Several years ago, let’s guess 2004, I decided that I needed to get healthy. Not just lose weight, although that was part of the goal, but to change my eating habits, excercise more, and strengthen my body. I chose to do this slowly, hoping that the new changes would stick. More than once I had tried to start exercising and never had the follow through because, well, I hated it.
So this time, instead of once again hiking my fat ass up on the treadmill and walking mile after boring mile (I really don’t like walking unless I’m getting somewhere), I looked for an alternative. I decided to try yoga. It was easy enough that I could stick with it, but difficult enough that it challenged my muscles. At the time it fit into my schedule well as I was going to college (that was my third stint). I popped in the DVD and did twenty minutes before school. As time went on, I started learning new poses and incorporating them into my own, made-up routines.
I was actually impressed with the difference. Maybe I didn’t lose a ton of weight in the first few months that I did it, but I noticed that I was getting stronger and that I was feeling better. It was enough to encourage me to stick to it. It became the core of my exercise program.
After a good solid year of yoga, I added weights to the regime. And then after some time doing that, I looked to add some cardio to my workout routine.
I started with dancing at first. I just put on some music and bust some moves like I did back in the day when I was hitting the under 21 club on a regular basis (the whole motivation for me to get into shape was that I felt I wasn’t keeping up on the dance floor as well as I used to). It was fine for awhile, but I got bored with it pretty quickly, oddly enough.
Then I happened to catch a belly dancing workout program on FitTV, back when it was FitTv, before Oprah took things over and messed it all up. It looked challenging enough to give me a workout, but fun enough that I’d stick to it. And I felt that it would work with the yoga and the weights I was already doing it.
When I started belly dancing, I was terrible. No doubt about it. I was required to use muscles that I didn’t know I had. But slowly, I started to get more of the moves down. It got to a point where I had memorized every routine of every episode (they only aired one season on a loop) and I was keeping up with them pretty well.
My routine paid off and I lost weight because of it. More importantly I felt better.
But belly dancing had an unintended effect on me. It brought out a latent femininity and sexuality that I didn’t realize I’d had.
I grew up as a tomboy. Yeah, I wore dresses up until the third grade, but they did little to deter me from playing hard with the boys. My mother always said that she didn’t raise girls. I’ve never been very good at being girly. And because I do tend to hang out with boys more than girls and because it’s kind of a rule that if you want to be respected by the boys, you have to be like the boys, that’s how I rolled.
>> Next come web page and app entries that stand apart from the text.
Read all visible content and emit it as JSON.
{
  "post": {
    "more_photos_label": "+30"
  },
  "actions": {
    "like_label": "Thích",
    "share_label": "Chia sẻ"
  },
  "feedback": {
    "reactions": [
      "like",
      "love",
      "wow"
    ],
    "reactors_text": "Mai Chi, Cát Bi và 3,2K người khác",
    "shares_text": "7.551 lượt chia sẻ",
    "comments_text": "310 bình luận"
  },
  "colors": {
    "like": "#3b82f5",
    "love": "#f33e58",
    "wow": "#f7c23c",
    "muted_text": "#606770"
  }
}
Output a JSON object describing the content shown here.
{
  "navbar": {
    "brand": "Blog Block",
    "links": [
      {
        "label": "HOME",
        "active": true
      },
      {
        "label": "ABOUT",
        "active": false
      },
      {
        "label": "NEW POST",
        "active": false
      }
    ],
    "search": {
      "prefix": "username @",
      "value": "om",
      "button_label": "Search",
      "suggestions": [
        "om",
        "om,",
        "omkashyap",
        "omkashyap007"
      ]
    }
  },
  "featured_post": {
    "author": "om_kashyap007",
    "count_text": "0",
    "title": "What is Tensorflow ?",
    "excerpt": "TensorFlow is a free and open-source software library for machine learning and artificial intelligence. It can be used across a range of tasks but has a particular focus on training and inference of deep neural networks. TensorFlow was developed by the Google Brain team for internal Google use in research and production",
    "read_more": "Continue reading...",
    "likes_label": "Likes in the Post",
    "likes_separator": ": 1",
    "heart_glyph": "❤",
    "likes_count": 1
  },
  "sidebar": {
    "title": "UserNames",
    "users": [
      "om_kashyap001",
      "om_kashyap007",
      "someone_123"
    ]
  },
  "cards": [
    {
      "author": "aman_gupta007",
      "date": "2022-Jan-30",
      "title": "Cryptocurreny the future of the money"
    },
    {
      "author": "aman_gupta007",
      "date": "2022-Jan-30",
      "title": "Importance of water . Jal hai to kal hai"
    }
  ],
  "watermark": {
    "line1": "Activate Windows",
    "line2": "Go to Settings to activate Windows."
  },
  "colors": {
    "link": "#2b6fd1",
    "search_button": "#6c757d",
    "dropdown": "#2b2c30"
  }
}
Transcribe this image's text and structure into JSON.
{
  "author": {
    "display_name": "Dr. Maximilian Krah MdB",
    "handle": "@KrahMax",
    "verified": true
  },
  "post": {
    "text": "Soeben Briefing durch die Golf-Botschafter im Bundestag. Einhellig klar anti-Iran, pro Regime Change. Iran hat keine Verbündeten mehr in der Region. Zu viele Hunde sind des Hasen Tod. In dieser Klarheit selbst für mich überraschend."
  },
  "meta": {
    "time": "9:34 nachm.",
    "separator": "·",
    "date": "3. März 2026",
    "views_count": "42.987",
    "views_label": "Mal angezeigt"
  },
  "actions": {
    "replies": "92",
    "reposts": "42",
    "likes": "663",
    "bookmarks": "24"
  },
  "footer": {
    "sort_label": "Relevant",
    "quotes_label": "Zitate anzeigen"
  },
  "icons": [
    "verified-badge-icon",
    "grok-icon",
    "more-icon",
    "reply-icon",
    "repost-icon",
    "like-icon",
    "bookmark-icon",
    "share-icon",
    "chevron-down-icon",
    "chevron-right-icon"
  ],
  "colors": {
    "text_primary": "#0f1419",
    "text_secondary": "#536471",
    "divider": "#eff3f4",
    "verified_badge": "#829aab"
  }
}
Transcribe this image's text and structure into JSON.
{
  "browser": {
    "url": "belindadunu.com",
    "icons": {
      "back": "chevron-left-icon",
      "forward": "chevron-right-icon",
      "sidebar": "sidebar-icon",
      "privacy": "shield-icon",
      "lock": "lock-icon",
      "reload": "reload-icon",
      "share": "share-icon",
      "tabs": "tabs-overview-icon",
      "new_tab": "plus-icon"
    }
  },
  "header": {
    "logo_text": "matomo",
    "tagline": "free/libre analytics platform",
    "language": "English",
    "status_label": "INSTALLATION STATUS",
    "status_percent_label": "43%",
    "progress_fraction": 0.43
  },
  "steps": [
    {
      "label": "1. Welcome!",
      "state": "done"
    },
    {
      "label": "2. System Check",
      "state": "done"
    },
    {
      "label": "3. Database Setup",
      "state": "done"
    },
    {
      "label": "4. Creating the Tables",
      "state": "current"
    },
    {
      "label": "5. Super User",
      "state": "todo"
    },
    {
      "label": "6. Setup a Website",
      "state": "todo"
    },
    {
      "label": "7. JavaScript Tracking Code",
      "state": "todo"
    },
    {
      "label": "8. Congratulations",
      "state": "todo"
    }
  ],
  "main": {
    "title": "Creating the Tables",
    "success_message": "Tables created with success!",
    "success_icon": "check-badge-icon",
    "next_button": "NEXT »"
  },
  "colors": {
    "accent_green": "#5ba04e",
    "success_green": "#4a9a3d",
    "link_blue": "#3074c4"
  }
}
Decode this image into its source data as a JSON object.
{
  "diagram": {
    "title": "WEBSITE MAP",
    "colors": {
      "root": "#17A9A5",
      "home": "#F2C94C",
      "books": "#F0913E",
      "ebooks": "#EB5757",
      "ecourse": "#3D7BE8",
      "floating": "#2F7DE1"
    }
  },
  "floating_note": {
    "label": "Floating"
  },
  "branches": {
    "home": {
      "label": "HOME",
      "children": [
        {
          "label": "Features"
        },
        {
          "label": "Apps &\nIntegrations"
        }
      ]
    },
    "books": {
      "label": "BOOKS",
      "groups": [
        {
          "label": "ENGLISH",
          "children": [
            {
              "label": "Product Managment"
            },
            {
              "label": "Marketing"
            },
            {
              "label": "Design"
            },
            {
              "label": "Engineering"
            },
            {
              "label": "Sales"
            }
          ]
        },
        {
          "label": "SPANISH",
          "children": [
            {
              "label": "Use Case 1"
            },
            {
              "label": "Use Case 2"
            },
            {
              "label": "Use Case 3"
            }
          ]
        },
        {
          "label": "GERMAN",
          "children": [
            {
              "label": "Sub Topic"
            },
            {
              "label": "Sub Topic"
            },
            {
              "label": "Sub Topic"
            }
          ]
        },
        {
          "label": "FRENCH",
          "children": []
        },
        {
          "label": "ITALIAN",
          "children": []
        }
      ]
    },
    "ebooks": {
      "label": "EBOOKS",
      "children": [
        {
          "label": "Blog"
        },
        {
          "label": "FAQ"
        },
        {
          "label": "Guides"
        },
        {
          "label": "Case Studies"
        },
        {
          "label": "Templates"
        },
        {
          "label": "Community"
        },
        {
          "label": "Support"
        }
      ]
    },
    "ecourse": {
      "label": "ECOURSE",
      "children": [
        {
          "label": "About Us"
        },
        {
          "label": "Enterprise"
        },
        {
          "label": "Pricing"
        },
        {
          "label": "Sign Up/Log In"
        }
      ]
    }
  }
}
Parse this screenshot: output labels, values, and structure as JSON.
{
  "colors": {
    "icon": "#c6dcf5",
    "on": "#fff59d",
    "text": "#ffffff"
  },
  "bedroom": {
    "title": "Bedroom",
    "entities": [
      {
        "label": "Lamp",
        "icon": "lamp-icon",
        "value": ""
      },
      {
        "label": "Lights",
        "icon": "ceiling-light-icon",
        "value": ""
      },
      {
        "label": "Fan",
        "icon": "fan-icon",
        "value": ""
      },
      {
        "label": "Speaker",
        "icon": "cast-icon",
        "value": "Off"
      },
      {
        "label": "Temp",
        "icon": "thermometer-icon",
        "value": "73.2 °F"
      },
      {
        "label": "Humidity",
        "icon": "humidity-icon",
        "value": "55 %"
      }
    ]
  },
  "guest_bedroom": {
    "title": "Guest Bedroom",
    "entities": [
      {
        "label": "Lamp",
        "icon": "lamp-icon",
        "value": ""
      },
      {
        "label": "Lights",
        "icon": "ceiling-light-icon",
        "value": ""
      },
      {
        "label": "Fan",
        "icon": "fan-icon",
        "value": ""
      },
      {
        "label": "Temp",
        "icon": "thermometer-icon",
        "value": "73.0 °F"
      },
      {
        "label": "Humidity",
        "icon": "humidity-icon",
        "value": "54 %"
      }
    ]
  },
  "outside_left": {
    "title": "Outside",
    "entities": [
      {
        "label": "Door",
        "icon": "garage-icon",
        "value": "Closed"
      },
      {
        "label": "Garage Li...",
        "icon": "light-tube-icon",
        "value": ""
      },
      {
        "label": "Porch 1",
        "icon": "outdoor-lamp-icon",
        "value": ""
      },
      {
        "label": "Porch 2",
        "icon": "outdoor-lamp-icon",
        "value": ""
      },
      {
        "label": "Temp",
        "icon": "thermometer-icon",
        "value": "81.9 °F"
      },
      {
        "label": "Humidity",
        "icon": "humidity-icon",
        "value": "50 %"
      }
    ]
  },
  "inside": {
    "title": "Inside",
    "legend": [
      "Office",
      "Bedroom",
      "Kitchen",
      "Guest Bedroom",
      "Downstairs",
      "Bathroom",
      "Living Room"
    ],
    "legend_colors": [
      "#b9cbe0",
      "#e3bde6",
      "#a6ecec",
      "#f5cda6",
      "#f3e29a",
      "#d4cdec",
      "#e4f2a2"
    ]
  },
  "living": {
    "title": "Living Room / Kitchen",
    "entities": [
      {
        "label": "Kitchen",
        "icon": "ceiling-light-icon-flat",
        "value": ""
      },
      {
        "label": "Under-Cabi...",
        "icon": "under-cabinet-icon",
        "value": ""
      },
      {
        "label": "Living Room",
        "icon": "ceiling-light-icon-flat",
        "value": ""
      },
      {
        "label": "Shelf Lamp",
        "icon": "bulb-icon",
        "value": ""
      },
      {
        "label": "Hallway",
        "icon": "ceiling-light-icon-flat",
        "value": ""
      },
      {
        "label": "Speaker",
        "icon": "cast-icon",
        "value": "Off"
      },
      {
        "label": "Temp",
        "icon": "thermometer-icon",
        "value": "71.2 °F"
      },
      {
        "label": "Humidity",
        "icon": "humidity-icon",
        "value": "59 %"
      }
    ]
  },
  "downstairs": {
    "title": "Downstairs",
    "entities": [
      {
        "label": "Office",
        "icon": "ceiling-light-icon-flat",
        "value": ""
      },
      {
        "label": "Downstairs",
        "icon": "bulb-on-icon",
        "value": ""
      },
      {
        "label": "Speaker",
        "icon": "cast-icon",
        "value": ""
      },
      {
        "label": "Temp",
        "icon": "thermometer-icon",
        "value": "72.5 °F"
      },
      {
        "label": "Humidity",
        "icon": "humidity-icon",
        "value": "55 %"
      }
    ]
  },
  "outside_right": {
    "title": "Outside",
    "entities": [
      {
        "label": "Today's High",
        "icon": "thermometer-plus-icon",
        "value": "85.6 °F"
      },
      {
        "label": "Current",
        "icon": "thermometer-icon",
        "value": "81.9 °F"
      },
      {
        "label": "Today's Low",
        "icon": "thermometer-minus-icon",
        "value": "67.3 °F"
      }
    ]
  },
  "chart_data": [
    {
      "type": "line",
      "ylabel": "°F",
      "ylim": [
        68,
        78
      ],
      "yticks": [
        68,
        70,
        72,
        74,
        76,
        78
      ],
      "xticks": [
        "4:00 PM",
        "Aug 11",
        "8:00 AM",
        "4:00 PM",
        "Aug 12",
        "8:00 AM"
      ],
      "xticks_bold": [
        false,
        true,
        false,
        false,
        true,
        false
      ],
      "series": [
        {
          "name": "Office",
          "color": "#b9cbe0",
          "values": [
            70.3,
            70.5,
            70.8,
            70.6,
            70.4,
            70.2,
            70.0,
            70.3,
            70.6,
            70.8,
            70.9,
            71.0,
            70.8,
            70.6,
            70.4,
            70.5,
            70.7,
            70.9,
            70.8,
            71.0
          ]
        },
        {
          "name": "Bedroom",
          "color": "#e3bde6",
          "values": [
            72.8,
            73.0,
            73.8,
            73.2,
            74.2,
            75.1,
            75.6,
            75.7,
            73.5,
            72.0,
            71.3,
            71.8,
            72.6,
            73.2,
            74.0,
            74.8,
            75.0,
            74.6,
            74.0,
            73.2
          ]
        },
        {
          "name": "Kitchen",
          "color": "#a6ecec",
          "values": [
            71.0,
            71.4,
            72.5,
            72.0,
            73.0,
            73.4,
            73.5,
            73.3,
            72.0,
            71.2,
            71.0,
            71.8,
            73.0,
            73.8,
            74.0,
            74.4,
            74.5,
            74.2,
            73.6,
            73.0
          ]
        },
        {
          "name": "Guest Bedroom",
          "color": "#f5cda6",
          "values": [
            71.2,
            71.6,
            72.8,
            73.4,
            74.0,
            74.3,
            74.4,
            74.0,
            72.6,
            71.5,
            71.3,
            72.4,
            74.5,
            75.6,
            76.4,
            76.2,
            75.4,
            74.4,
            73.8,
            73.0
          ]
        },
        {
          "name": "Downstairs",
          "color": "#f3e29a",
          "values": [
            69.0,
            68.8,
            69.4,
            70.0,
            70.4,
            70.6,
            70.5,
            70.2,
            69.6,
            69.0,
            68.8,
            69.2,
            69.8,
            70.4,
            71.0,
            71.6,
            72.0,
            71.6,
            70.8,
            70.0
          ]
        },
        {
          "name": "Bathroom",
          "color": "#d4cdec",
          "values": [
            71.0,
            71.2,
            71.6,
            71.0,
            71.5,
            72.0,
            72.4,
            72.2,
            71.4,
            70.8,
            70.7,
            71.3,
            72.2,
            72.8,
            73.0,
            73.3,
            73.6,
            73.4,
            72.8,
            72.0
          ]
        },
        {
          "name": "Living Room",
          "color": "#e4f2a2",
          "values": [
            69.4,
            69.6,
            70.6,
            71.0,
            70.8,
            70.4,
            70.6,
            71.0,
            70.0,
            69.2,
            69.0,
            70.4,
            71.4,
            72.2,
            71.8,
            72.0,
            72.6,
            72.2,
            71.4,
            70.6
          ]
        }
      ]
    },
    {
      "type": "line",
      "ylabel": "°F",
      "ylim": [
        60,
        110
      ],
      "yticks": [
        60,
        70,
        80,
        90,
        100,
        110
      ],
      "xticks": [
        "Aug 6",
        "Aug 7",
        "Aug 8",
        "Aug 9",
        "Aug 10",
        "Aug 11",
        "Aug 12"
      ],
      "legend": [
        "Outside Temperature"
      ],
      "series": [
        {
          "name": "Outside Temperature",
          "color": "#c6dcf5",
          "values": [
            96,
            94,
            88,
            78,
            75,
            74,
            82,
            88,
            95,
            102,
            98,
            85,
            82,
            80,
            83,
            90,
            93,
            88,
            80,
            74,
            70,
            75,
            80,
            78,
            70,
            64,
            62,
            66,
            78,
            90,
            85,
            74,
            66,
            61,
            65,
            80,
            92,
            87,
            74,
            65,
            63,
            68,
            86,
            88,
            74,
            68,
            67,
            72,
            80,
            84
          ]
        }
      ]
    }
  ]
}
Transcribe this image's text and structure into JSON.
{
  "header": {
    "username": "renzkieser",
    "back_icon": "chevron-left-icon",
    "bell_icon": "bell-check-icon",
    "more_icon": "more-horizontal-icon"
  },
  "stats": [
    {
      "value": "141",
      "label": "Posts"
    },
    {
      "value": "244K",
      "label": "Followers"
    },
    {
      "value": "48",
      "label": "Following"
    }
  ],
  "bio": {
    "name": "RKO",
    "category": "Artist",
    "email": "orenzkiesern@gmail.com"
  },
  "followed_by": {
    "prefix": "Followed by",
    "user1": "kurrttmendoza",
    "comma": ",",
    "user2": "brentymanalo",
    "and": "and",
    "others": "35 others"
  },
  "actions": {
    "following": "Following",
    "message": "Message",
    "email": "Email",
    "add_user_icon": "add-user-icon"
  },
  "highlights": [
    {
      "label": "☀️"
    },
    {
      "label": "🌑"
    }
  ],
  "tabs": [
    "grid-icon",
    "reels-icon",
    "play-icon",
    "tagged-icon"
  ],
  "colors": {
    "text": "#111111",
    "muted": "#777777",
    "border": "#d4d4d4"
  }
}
So imagine my surprise when I started doing this very feminine dance and actually enjoying the sexy, girly qualities it brought out in me. I gained even more confidence and felt beautiful despite the fact that the world condemned me (and still does) because I’d never be a size 0. I didn’t think that I could ever somehow incorporate my tomboy self that always have been into the strong, sexy self that I always wanted to be and come out a full person. It’s funny that an exercise routine could do that to me.
So here I am now, having gained back all of the weight I worked so hard to lose and I’m trying to find a way to lose it again. So I’m going back to the beginning: yoga, weights, belly dance. It worked before, it can work again.
More importantly, I need to get back to the state of mind I was in when I was doing this routine the first time.
I need to get back to being a fat girl belly dancing.